## [Raw data]
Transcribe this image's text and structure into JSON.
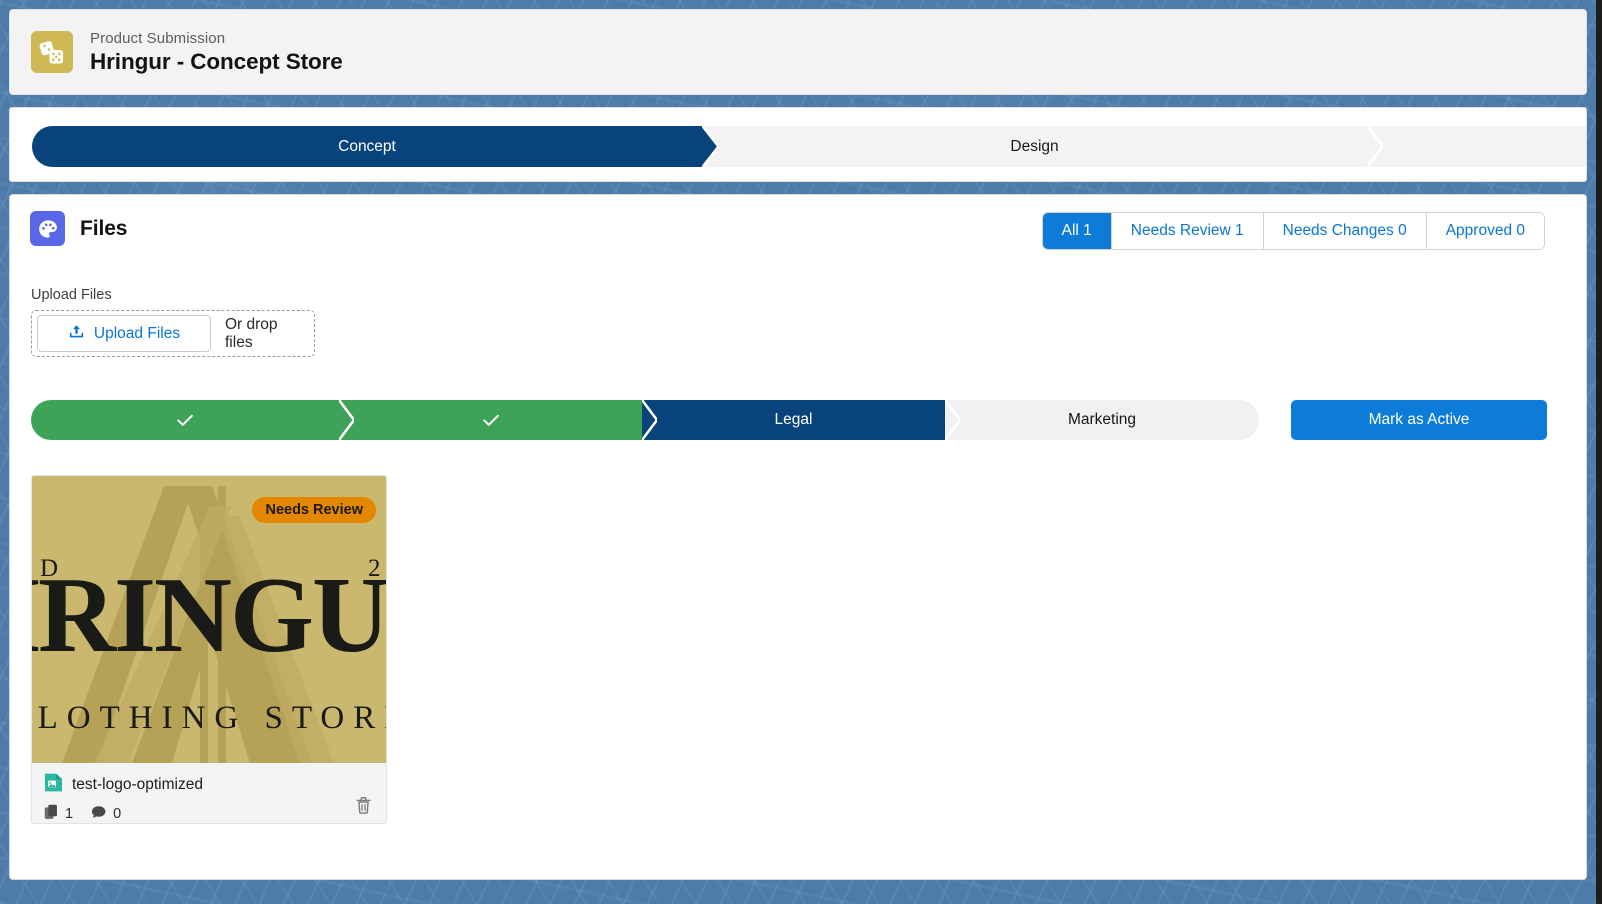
{
  "header": {
    "icon": "dice-icon",
    "eyebrow": "Product Submission",
    "title": "Hringur - Concept Store",
    "icon_color": "#cfb955"
  },
  "stage_path": {
    "steps": [
      {
        "label": "Concept",
        "state": "active"
      },
      {
        "label": "Design",
        "state": "upcoming"
      },
      {
        "label": "",
        "state": "upcoming"
      }
    ],
    "active_color": "#08437c",
    "inactive_color": "#f3f3f3"
  },
  "files_section": {
    "icon": "palette-icon",
    "icon_color": "#5867e8",
    "title": "Files",
    "filters": [
      {
        "label": "All 1",
        "active": true
      },
      {
        "label": "Needs Review 1",
        "active": false
      },
      {
        "label": "Needs Changes 0",
        "active": false
      },
      {
        "label": "Approved 0",
        "active": false
      }
    ],
    "active_filter_color": "#0d7cd9",
    "link_color": "#0b76d1"
  },
  "upload": {
    "label": "Upload Files",
    "button_label": "Upload Files",
    "button_icon": "upload-icon",
    "drop_text": "Or drop files"
  },
  "review_path": {
    "steps": [
      {
        "label": "",
        "state": "done",
        "icon": "check-icon"
      },
      {
        "label": "",
        "state": "done",
        "icon": "check-icon"
      },
      {
        "label": "Legal",
        "state": "current"
      },
      {
        "label": "Marketing",
        "state": "upcoming"
      }
    ],
    "done_color": "#3ea359",
    "current_color": "#08437c",
    "upcoming_color": "#f1f1f1"
  },
  "mark_active": {
    "label": "Mark as Active",
    "color": "#0d7cd9"
  },
  "file_card": {
    "status_badge": "Needs Review",
    "status_color": "#e38700",
    "file_name": "test-logo-optimized",
    "file_icon": "image-file-icon",
    "file_icon_color": "#2bb8a0",
    "versions_icon": "copy-icon",
    "versions_count": "1",
    "comments_icon": "comment-icon",
    "comments_count": "0",
    "delete_icon": "trash-icon",
    "thumbnail": {
      "background_color": "#cbb86f",
      "brand_text": "HRINGUR",
      "sub_text": "CLOTHING STORE",
      "left_mark": "D",
      "right_mark": "2"
    }
  }
}
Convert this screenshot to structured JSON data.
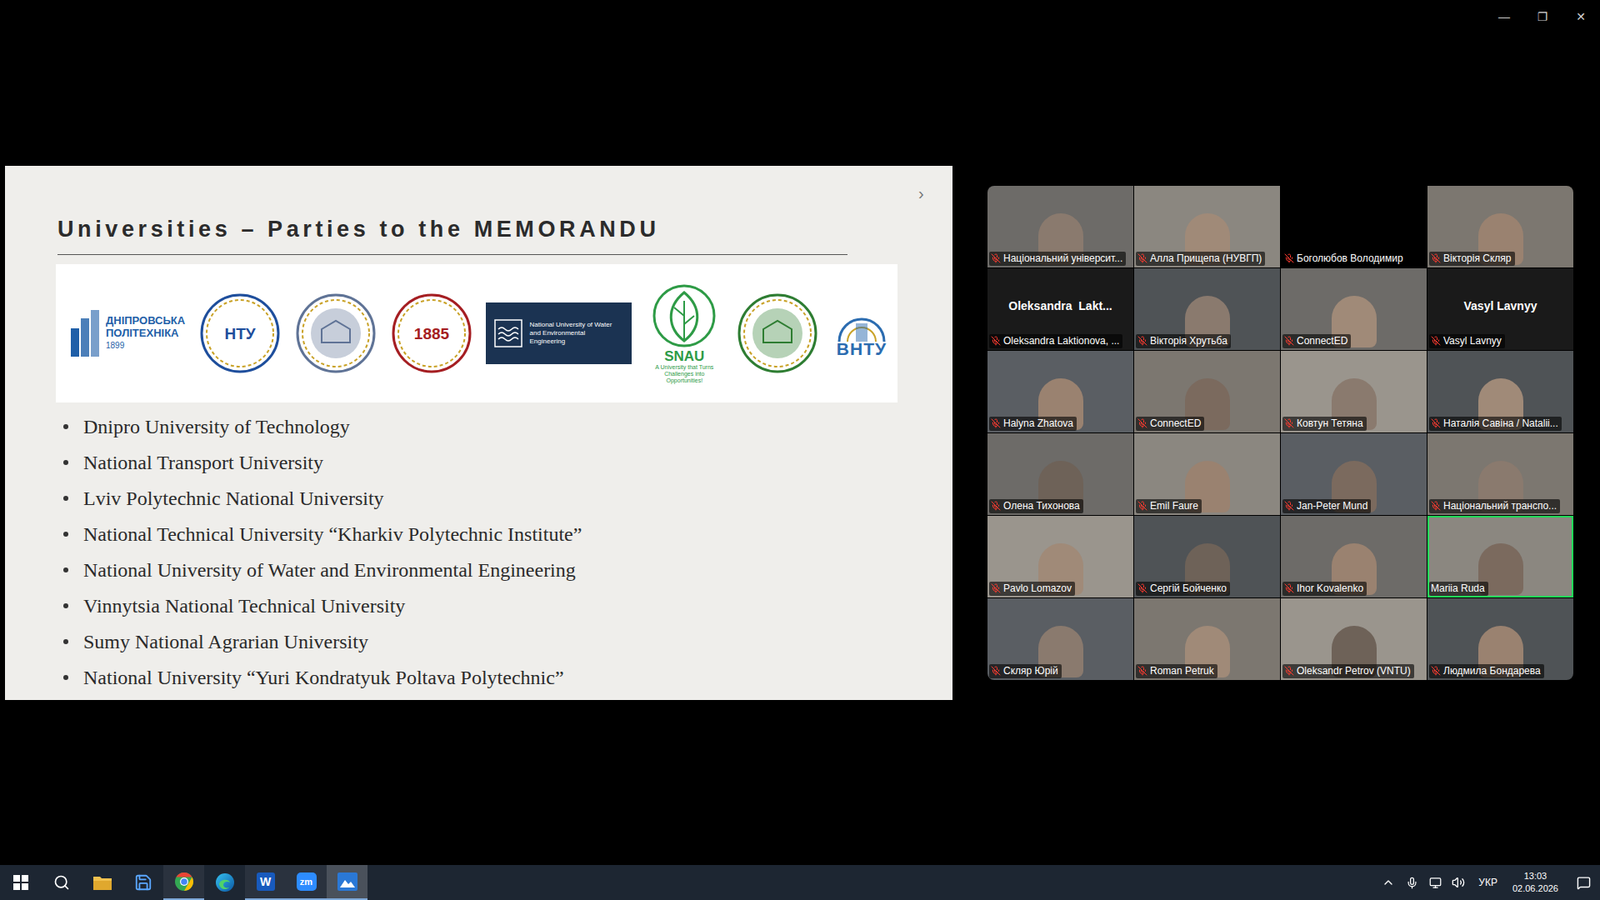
{
  "window": {
    "controls": [
      {
        "kind": "minimize",
        "glyph": "—"
      },
      {
        "kind": "restore",
        "glyph": "❐"
      },
      {
        "kind": "close",
        "glyph": "✕"
      }
    ]
  },
  "slide": {
    "title": "Universities – Parties to the MEMORANDU",
    "next_arrow": "›",
    "logos": [
      {
        "kind": "dnipro",
        "lines": [
          "ДНІПРОВСЬКА",
          "ПОЛІТЕХНІКА",
          "1899"
        ],
        "color": "#1f5fa8"
      },
      {
        "kind": "seal",
        "text": "НТУ",
        "color": "#1e4e9c"
      },
      {
        "kind": "seal",
        "color": "#5f7396"
      },
      {
        "kind": "seal",
        "text": "1885",
        "color": "#a51e22"
      },
      {
        "kind": "banner",
        "text": "National University of Water and Environmental Engineering",
        "color": "#1b3352"
      },
      {
        "kind": "snau",
        "text": "SNAU",
        "tagline": "A University that Turns Challenges into Opportunities!",
        "color": "#2e9b46"
      },
      {
        "kind": "seal",
        "color": "#2e7d32"
      },
      {
        "kind": "vntu",
        "text": "ВНТУ",
        "color": "#2b6cb0"
      }
    ],
    "bullets": [
      "Dnipro University of Technology",
      "National Transport University",
      "Lviv Polytechnic National University",
      "National Technical University “Kharkiv Polytechnic Institute”",
      "National University of Water and Environmental Engineering",
      "Vinnytsia National Technical University",
      "Sumy National Agrarian University",
      "National University “Yuri Kondratyuk Poltava Polytechnic”"
    ]
  },
  "gallery": {
    "tiles": [
      {
        "name": "Національний університ...",
        "kind": "video",
        "muted": true,
        "selected": false
      },
      {
        "name": "Алла Прищепа (НУВГП)",
        "kind": "video",
        "muted": true,
        "selected": false
      },
      {
        "name": "Боголюбов Володимир",
        "kind": "blank",
        "muted": true,
        "selected": false
      },
      {
        "name": "Вікторія Скляр",
        "kind": "video",
        "muted": true,
        "selected": false
      },
      {
        "name": "Oleksandra Laktionova, ...",
        "kind": "name",
        "display": "Oleksandra  Lakt...",
        "muted": true,
        "selected": false
      },
      {
        "name": "Вікторія Хрутьба",
        "kind": "video",
        "muted": true,
        "selected": false
      },
      {
        "name": "ConnectED",
        "kind": "video",
        "muted": true,
        "selected": false
      },
      {
        "name": "Vasyl Lavnyy",
        "kind": "name",
        "display": "Vasyl Lavnyy",
        "muted": true,
        "selected": false
      },
      {
        "name": "Halyna Zhatova",
        "kind": "video",
        "muted": true,
        "selected": false
      },
      {
        "name": "ConnectED",
        "kind": "video",
        "muted": true,
        "selected": false
      },
      {
        "name": "Ковтун Тетяна",
        "kind": "video",
        "muted": true,
        "selected": false
      },
      {
        "name": "Наталія Савіна / Natalii...",
        "kind": "video",
        "muted": true,
        "selected": false
      },
      {
        "name": "Олена Тихонова",
        "kind": "video",
        "muted": true,
        "selected": false
      },
      {
        "name": "Emil Faure",
        "kind": "video",
        "muted": true,
        "selected": false
      },
      {
        "name": "Jan-Peter Mund",
        "kind": "video",
        "muted": true,
        "selected": false
      },
      {
        "name": "Національний транспо...",
        "kind": "video",
        "muted": true,
        "selected": false
      },
      {
        "name": "Pavlo Lomazov",
        "kind": "video",
        "muted": true,
        "selected": false
      },
      {
        "name": "Сергій Бойченко",
        "kind": "video",
        "muted": true,
        "selected": false
      },
      {
        "name": "Ihor Kovalenko",
        "kind": "video",
        "muted": true,
        "selected": false
      },
      {
        "name": "Mariia Ruda",
        "kind": "video",
        "muted": false,
        "selected": true
      },
      {
        "name": "Скляр Юрій",
        "kind": "video",
        "muted": true,
        "selected": false
      },
      {
        "name": "Roman Petruk",
        "kind": "video",
        "muted": true,
        "selected": false
      },
      {
        "name": "Oleksandr Petrov (VNTU)",
        "kind": "video",
        "muted": true,
        "selected": false
      },
      {
        "name": "Людмила Бондарева",
        "kind": "video",
        "muted": true,
        "selected": false
      }
    ]
  },
  "taskbar": {
    "apps": [
      {
        "kind": "start",
        "active": false,
        "selected": false
      },
      {
        "kind": "search",
        "active": false,
        "selected": false
      },
      {
        "kind": "explorer",
        "active": false,
        "selected": false
      },
      {
        "kind": "save",
        "active": false,
        "selected": false
      },
      {
        "kind": "chrome",
        "active": true,
        "selected": false
      },
      {
        "kind": "edge",
        "active": false,
        "selected": false
      },
      {
        "kind": "word",
        "label": "W",
        "active": true,
        "selected": false
      },
      {
        "kind": "zoom",
        "label": "zm",
        "active": true,
        "selected": false
      },
      {
        "kind": "photos",
        "active": true,
        "selected": true
      }
    ],
    "tray": {
      "language": "УКР",
      "time": "13:03",
      "date": "02.06.2026"
    }
  }
}
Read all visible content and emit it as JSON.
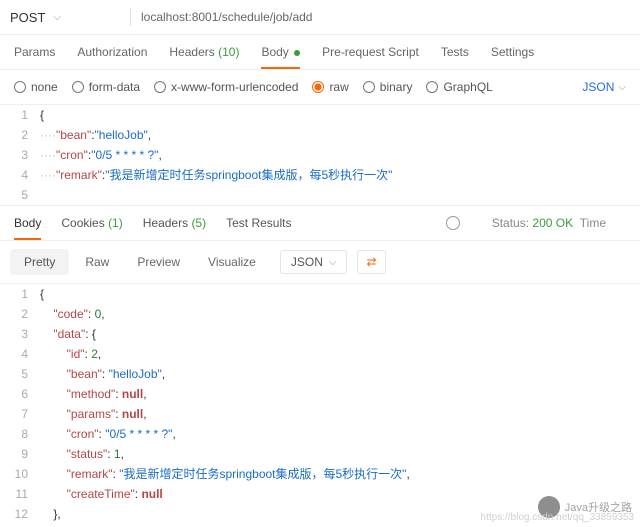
{
  "top": {
    "method": "POST",
    "url": "localhost:8001/schedule/job/add"
  },
  "tabs1": {
    "items": [
      "Params",
      "Authorization",
      "Headers",
      "Body",
      "Pre-request Script",
      "Tests",
      "Settings"
    ],
    "headersCount": "(10)"
  },
  "radios": {
    "items": [
      "none",
      "form-data",
      "x-www-form-urlencoded",
      "raw",
      "binary",
      "GraphQL"
    ],
    "jsonSel": "JSON"
  },
  "reqBody": {
    "lines": [
      "1",
      "2",
      "3",
      "4",
      "5"
    ],
    "beanK": "\"bean\"",
    "beanV": "\"helloJob\"",
    "cronK": "\"cron\"",
    "cronV": "\"0/5 * * * * ?\"",
    "remarkK": "\"remark\"",
    "remarkV": "\"我是新增定时任务springboot集成版，每5秒执行一次\""
  },
  "respHead": {
    "tabs": [
      "Body",
      "Cookies",
      "Headers",
      "Test Results"
    ],
    "cookiesCount": "(1)",
    "headersCount": "(5)",
    "statusLabel": "Status:",
    "statusVal": "200 OK",
    "timeLabel": "Time"
  },
  "viewTabs": {
    "pretty": "Pretty",
    "raw": "Raw",
    "preview": "Preview",
    "visualize": "Visualize",
    "fmt": "JSON"
  },
  "respBody": {
    "codeK": "\"code\"",
    "codeV": "0",
    "dataK": "\"data\"",
    "idK": "\"id\"",
    "idV": "2",
    "beanK": "\"bean\"",
    "beanV": "\"helloJob\"",
    "methodK": "\"method\"",
    "methodV": "null",
    "paramsK": "\"params\"",
    "paramsV": "null",
    "cronK": "\"cron\"",
    "cronV": "\"0/5 * * * * ?\"",
    "statusK": "\"status\"",
    "statusV": "1",
    "remarkK": "\"remark\"",
    "remarkV": "\"我是新增定时任务springboot集成版，每5秒执行一次\"",
    "createTimeK": "\"createTime\"",
    "createTimeV": "null"
  },
  "watermark": "Java升级之路",
  "subwm": "https://blog.csdn.net/qq_33859353",
  "chart_data": null
}
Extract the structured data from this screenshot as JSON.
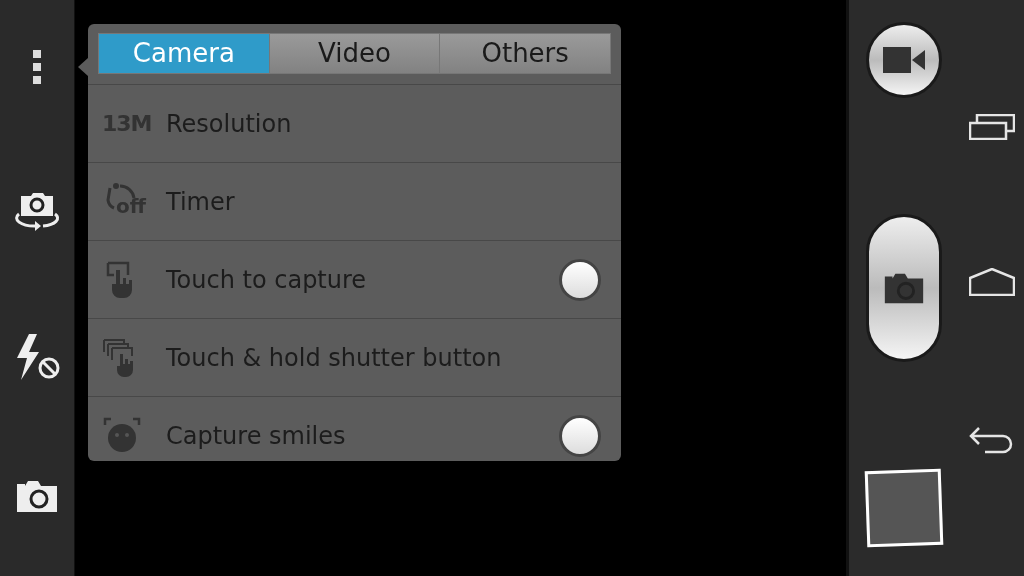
{
  "tabs": [
    {
      "label": "Camera",
      "selected": true
    },
    {
      "label": "Video",
      "selected": false
    },
    {
      "label": "Others",
      "selected": false
    }
  ],
  "settings": [
    {
      "kind": "value",
      "badge": "13M",
      "label": "Resolution"
    },
    {
      "kind": "timer",
      "badge": "off",
      "label": "Timer"
    },
    {
      "kind": "touch",
      "label": "Touch to capture",
      "on": false
    },
    {
      "kind": "burst",
      "label": "Touch & hold shutter button"
    },
    {
      "kind": "smile",
      "label": "Capture smiles",
      "on": false
    }
  ]
}
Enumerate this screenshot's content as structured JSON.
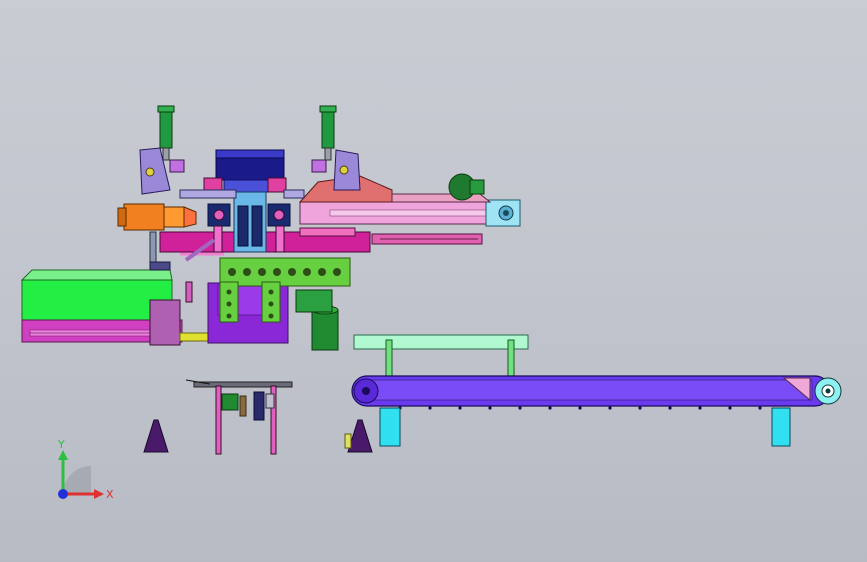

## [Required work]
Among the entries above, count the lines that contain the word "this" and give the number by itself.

## [Exercise response]
4